> REQUIREMENT
All of the data below should be copied exactly as it stands.

> DATASET RECORDS
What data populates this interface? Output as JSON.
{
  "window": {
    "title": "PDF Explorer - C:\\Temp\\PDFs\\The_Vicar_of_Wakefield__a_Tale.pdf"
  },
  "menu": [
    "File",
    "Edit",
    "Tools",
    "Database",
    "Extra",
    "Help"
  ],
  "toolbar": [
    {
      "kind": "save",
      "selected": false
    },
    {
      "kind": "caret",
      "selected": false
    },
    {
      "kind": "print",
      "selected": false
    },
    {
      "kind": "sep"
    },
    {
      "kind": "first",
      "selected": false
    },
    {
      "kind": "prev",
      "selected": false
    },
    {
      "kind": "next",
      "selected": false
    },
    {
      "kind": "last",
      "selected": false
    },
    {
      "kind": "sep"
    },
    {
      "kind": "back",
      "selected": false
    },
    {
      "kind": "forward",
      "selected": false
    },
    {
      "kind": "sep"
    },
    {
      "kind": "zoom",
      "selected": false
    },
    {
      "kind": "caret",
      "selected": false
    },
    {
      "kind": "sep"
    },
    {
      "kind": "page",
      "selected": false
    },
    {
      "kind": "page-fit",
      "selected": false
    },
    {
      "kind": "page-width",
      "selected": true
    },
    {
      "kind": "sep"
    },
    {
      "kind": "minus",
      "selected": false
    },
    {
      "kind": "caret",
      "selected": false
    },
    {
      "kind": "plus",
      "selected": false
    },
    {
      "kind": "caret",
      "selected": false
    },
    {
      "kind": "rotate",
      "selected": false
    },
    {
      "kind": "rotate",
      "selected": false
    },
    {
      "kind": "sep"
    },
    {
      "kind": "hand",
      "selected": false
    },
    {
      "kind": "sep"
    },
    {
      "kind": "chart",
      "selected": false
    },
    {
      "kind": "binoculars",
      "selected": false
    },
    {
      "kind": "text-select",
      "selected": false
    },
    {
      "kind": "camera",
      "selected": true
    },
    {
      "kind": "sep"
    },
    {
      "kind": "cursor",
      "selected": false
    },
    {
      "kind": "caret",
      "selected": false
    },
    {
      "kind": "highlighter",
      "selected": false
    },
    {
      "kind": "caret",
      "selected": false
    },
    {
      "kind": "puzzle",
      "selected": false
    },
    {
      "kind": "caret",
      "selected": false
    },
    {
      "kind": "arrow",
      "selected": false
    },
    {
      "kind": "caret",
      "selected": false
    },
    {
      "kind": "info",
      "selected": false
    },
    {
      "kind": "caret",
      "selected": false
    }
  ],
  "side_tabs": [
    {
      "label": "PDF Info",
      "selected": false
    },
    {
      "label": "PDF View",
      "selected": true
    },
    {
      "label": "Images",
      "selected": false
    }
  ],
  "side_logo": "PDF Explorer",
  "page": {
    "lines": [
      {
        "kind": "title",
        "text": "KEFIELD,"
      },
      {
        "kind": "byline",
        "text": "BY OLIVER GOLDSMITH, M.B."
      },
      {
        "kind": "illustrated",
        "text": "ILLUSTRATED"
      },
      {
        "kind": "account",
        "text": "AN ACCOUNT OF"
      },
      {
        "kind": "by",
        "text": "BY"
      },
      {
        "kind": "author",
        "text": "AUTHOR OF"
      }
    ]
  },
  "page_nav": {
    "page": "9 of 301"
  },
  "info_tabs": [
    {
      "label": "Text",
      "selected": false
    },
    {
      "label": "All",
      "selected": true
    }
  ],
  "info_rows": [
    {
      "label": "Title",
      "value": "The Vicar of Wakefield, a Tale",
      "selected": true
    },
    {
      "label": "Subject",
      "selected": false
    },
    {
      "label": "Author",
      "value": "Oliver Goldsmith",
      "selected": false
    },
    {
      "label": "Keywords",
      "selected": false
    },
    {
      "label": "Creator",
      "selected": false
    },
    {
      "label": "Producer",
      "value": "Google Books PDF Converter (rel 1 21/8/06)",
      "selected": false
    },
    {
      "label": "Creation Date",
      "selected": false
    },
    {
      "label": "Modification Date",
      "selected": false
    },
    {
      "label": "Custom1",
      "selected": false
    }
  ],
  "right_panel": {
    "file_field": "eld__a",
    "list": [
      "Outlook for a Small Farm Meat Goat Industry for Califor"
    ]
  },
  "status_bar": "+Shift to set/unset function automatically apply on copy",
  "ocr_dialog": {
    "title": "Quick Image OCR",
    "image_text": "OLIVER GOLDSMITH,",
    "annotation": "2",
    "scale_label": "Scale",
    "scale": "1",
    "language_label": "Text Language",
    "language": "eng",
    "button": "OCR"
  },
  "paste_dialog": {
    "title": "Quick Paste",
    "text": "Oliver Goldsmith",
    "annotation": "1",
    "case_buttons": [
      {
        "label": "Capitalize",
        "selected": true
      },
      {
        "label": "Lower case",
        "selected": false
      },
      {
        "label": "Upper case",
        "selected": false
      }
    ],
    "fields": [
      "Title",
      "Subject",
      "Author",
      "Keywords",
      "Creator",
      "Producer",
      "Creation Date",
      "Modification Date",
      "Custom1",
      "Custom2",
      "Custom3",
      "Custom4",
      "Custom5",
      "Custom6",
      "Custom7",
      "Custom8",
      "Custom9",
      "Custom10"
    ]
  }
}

> RESULT OF THE TASK
What data populates this interface? Output as JSON.
{
  "window": {
    "title": "PDF Explorer - C:\\Temp\\PDFs\\The_Vicar_of_Wakefield__a_Tale.pdf"
  },
  "menu": [
    "File",
    "Edit",
    "Tools",
    "Database",
    "Extra",
    "Help"
  ],
  "toolbar": [
    {
      "kind": "save",
      "selected": false
    },
    {
      "kind": "caret",
      "selected": false
    },
    {
      "kind": "print",
      "selected": false
    },
    {
      "kind": "sep"
    },
    {
      "kind": "first",
      "selected": false
    },
    {
      "kind": "prev",
      "selected": false
    },
    {
      "kind": "next",
      "selected": false
    },
    {
      "kind": "last",
      "selected": false
    },
    {
      "kind": "sep"
    },
    {
      "kind": "back",
      "selected": false
    },
    {
      "kind": "forward",
      "selected": false
    },
    {
      "kind": "sep"
    },
    {
      "kind": "zoom",
      "selected": false
    },
    {
      "kind": "caret",
      "selected": false
    },
    {
      "kind": "sep"
    },
    {
      "kind": "page",
      "selected": false
    },
    {
      "kind": "page-fit",
      "selected": false
    },
    {
      "kind": "page-width",
      "selected": true
    },
    {
      "kind": "sep"
    },
    {
      "kind": "minus",
      "selected": false
    },
    {
      "kind": "caret",
      "selected": false
    },
    {
      "kind": "plus",
      "selected": false
    },
    {
      "kind": "caret",
      "selected": false
    },
    {
      "kind": "rotate",
      "selected": false
    },
    {
      "kind": "rotate",
      "selected": false
    },
    {
      "kind": "sep"
    },
    {
      "kind": "hand",
      "selected": false
    },
    {
      "kind": "sep"
    },
    {
      "kind": "chart",
      "selected": false
    },
    {
      "kind": "binoculars",
      "selected": false
    },
    {
      "kind": "text-select",
      "selected": false
    },
    {
      "kind": "camera",
      "selected": true
    },
    {
      "kind": "sep"
    },
    {
      "kind": "cursor",
      "selected": false
    },
    {
      "kind": "caret",
      "selected": false
    },
    {
      "kind": "highlighter",
      "selected": false
    },
    {
      "kind": "caret",
      "selected": false
    },
    {
      "kind": "puzzle",
      "selected": false
    },
    {
      "kind": "caret",
      "selected": false
    },
    {
      "kind": "arrow",
      "selected": false
    },
    {
      "kind": "caret",
      "selected": false
    },
    {
      "kind": "info",
      "selected": false
    },
    {
      "kind": "caret",
      "selected": false
    }
  ],
  "side_tabs": [
    {
      "label": "PDF Info",
      "selected": false
    },
    {
      "label": "PDF View",
      "selected": true
    },
    {
      "label": "Images",
      "selected": false
    }
  ],
  "side_logo": "PDF Explorer",
  "page": {
    "lines": [
      {
        "kind": "title",
        "text": "KEFIELD,"
      },
      {
        "kind": "byline",
        "text": "BY OLIVER GOLDSMITH, M.B."
      },
      {
        "kind": "illustrated",
        "text": "ILLUSTRATED"
      },
      {
        "kind": "account",
        "text": "AN ACCOUNT OF"
      },
      {
        "kind": "by",
        "text": "BY"
      },
      {
        "kind": "author",
        "text": "AUTHOR OF"
      }
    ]
  },
  "page_nav": {
    "page": "9 of 301"
  },
  "info_tabs": [
    {
      "label": "Text",
      "selected": false
    },
    {
      "label": "All",
      "selected": true
    }
  ],
  "info_rows": [
    {
      "label": "Title",
      "value": "The Vicar of Wakefield, a Tale",
      "selected": true
    },
    {
      "label": "Subject",
      "selected": false
    },
    {
      "label": "Author",
      "value": "Oliver Goldsmith",
      "selected": false
    },
    {
      "label": "Keywords",
      "selected": false
    },
    {
      "label": "Creator",
      "selected": false
    },
    {
      "label": "Producer",
      "value": "Google Books PDF Converter (rel 1 21/8/06)",
      "selected": false
    },
    {
      "label": "Creation Date",
      "selected": false
    },
    {
      "label": "Modification Date",
      "selected": false
    },
    {
      "label": "Custom1",
      "selected": false
    }
  ],
  "right_panel": {
    "file_field": "eld__a",
    "list": [
      "Outlook for a Small Farm Meat Goat Industry for Califor"
    ]
  },
  "status_bar": "+Shift to set/unset function automatically apply on copy",
  "ocr_dialog": {
    "title": "Quick Image OCR",
    "image_text": "OLIVER GOLDSMITH,",
    "annotation": "2",
    "scale_label": "Scale",
    "scale": "1",
    "language_label": "Text Language",
    "language": "eng",
    "button": "OCR"
  },
  "paste_dialog": {
    "title": "Quick Paste",
    "text": "Oliver Goldsmith",
    "annotation": "1",
    "case_buttons": [
      {
        "label": "Capitalize",
        "selected": true
      },
      {
        "label": "Lower case",
        "selected": false
      },
      {
        "label": "Upper case",
        "selected": false
      }
    ],
    "fields": [
      "Title",
      "Subject",
      "Author",
      "Keywords",
      "Creator",
      "Producer",
      "Creation Date",
      "Modification Date",
      "Custom1",
      "Custom2",
      "Custom3",
      "Custom4",
      "Custom5",
      "Custom6",
      "Custom7",
      "Custom8",
      "Custom9",
      "Custom10"
    ]
  }
}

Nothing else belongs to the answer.